It also has no incumbent, which is why nine GOP candidates are in the June 9 primary (with a likely runoff Aug. 11). The winner will face Democratic Kevin Van Ausdal, an Indiana native who has lived in the district for eight years and says he works in the financial technology industry. The district's incumbent, Tom Graves, surprised his colleagues in December by saying he would not run for a sixth term.

The district gave GOP presidential candidate Mitt Romney 73.2% of the vote in 2012 and Donald Trump 75% of the vote in 2016.

Trump is a shoo-in to win a large majority of the district votes in the fall, so most of the nine prominently mention the president in their advertising or on their website.

For instance, businesswoman Marjorie Taylor Greene says she "100% stands with President Trump and against the left-wing socialists who want to wreck our country." Meanwhile, former Georgia state superintendent of schools John Barge will "work alongside President Trump to drain the liberal swamp," Clayton Fuller points to himself as an actual Trump appointee as a White House fellow, neurosurgeon Dr. John Cowan declares he will "stand with President Trump," businessman Ben Bullock says he'll "support President Trump and his pledge America will never be a socialist country," former state Rep. Bill Hembree says he was "one of the first state lawmakers to actively campaign for Donald Trump" and businessman Matt Laughridge says he's "built hotels and condos like President Trump."

Through the first quarter of 2020, Greene had a more than 2-to-1 lead in fundraising over Cowan, her nearest opponent, according to the Federal Election Commission.

Greene touts the backing of U.S. Rep. Jim Jordan, R-Ohio, the House Freedom Fund and Gun Owners of America, and Cowan points to his endorsement by four Georgia state representatives. Kevin Cooke and Hembree each say they are backed by a current Georgia congressman, and Bullock points to a former state senator and a former state representative in his corner.

Interestingly, two of the candidates dropped out of other races to enter the campaign.
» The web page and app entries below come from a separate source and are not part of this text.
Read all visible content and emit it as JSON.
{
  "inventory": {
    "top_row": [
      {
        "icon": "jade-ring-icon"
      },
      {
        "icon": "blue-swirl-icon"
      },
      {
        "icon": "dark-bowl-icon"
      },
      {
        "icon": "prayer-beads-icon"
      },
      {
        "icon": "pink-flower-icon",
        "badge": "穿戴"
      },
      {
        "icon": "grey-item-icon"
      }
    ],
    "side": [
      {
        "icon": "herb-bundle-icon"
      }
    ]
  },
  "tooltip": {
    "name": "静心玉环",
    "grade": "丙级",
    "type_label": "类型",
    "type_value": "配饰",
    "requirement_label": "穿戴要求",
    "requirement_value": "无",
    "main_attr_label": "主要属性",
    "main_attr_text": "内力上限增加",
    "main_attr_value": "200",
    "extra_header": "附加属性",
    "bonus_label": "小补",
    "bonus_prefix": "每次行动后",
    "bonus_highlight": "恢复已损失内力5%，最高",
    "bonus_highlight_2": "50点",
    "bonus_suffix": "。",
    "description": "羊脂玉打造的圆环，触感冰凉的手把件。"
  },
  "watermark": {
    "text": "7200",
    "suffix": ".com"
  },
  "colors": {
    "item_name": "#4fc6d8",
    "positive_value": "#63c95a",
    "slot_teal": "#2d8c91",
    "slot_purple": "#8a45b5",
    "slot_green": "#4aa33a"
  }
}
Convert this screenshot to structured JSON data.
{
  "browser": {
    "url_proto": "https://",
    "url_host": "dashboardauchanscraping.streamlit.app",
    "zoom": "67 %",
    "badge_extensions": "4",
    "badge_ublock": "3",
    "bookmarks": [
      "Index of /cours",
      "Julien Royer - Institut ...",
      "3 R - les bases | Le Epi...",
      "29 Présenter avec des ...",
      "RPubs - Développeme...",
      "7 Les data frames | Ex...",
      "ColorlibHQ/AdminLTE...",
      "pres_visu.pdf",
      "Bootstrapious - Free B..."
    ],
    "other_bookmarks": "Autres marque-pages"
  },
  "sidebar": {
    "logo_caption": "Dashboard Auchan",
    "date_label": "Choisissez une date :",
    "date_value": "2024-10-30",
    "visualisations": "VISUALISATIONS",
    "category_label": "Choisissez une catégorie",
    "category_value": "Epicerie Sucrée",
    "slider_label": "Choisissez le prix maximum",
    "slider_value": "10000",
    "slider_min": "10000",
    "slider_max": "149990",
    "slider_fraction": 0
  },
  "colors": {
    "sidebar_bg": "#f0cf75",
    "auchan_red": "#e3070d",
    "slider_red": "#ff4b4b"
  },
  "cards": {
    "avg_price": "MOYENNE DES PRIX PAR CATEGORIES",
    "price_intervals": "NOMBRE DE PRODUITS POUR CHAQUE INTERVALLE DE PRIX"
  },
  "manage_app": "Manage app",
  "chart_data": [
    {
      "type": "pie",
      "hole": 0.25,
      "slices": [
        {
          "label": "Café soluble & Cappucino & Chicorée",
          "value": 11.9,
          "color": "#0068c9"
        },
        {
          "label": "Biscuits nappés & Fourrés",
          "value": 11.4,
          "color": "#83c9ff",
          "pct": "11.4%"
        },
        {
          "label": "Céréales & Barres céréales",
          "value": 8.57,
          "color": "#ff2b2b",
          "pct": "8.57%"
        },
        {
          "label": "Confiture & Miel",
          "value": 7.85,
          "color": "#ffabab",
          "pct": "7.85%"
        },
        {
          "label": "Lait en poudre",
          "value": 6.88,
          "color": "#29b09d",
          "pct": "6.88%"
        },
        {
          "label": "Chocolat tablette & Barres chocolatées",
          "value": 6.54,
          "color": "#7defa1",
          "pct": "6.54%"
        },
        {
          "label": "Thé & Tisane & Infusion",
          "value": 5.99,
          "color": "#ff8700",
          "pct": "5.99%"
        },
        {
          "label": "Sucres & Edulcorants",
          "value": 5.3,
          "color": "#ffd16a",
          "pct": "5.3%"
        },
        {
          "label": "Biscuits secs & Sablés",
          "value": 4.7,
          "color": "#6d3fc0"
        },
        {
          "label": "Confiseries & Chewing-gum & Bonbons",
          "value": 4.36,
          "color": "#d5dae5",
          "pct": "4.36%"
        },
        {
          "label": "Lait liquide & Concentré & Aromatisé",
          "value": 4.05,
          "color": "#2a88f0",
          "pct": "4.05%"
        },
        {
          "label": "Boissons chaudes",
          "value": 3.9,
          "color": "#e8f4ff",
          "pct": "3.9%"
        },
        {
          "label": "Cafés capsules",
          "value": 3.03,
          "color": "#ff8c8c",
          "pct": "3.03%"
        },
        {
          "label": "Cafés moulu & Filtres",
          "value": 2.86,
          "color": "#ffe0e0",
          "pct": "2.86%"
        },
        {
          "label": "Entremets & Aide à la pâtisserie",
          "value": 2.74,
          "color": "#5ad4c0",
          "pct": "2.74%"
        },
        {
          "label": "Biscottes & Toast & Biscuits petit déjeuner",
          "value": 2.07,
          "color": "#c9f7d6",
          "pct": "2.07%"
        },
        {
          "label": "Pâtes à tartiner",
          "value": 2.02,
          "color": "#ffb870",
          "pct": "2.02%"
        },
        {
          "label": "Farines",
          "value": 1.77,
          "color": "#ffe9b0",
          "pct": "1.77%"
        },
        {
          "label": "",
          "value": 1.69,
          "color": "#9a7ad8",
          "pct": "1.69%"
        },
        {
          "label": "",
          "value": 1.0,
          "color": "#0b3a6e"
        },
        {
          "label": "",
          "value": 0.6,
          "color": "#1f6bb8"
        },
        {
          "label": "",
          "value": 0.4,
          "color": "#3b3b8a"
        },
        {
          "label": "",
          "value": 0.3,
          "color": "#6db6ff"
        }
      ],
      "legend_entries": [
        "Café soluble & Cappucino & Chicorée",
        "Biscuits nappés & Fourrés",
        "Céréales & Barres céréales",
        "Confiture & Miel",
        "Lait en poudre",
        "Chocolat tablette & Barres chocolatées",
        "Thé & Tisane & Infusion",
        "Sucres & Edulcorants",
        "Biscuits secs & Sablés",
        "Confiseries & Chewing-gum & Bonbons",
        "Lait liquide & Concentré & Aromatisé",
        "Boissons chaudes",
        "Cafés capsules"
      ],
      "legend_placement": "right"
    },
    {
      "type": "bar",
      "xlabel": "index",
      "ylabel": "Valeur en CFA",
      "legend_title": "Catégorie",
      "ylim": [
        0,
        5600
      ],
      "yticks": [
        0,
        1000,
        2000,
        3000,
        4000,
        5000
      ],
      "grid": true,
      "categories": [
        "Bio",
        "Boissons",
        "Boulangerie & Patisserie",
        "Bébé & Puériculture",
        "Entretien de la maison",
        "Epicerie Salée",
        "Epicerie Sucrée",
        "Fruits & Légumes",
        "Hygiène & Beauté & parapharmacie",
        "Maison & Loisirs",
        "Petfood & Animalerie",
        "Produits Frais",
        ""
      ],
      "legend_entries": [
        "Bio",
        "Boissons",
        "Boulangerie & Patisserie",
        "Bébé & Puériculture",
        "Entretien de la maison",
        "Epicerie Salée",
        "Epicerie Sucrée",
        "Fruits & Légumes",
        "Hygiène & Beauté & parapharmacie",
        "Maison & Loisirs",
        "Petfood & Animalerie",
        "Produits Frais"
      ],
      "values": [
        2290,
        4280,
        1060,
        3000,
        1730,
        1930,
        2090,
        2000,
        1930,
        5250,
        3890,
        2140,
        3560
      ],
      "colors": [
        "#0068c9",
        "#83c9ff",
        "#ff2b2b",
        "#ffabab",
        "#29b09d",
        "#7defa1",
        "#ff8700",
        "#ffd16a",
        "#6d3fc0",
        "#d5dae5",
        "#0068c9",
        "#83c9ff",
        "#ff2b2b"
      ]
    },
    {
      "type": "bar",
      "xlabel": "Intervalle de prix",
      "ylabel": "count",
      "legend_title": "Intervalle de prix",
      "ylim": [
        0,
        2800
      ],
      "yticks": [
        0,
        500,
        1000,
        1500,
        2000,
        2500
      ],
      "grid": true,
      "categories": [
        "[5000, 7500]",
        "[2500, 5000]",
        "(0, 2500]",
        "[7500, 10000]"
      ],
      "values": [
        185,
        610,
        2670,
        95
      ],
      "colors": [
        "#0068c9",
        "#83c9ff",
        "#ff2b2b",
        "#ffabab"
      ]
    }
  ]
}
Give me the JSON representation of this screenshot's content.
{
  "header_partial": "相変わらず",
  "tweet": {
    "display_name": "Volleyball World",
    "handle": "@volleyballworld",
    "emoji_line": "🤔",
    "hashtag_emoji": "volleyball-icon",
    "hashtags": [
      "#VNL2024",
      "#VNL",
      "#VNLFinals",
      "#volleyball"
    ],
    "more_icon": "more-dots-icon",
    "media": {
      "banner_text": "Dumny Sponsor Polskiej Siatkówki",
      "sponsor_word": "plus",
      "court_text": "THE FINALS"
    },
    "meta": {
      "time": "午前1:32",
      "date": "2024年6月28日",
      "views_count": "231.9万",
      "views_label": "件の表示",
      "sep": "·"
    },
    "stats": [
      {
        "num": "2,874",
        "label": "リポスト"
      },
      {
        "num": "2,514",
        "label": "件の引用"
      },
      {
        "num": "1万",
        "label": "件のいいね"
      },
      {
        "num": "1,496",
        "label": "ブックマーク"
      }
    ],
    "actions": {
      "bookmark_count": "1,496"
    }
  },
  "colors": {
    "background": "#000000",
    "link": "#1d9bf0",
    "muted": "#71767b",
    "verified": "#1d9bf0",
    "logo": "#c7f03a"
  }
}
Bullock, then a resident of Gwinnett County, left the 7th District race in January and later moved to Paulding County, where he said his family has deep roots. Greene, then a resident of Alpharetta, left the 6th District race in December, was the first to declare for the 14th District after Graves' announcement, and later moved into the district in Rome.

The only Republican candidate who lives in the more rural northern half of the district, which extends along the Tennessee border to Murray County in the east and down the Alabama border on the west to Haralson County, is Fuller, who lives in Dade County on Lookout Mountain. Ironically, he also is the only candidate not allowed to personally campaign or raise funds because of his current status as a federally funded member of the Air National Guard.

However, the former White House fellow and former prosecutor in the Lookout Mountain Judicial Circuit is one of at least three District 14 candidates who have made ad buys in the Chattanooga market. The other two who have been seen in frequent campaign ads are Greene and Cowan.

A tag line on one of Fuller's television ads says "On Duty For Us," shows him leaving behind his wife and family for National Guard duty, and explains how he's been called up to help "contain the coronavirus."

Whether he will be able to marshal enough support in the northern half of the district to outdo the vote split by the seven candidates in the more populous southern half remains to be seen. But one thing is clear. The candidate likely to represent the district in the end, according to their words, will be a rock-ribbed conservative and a loyal supporter of Trump.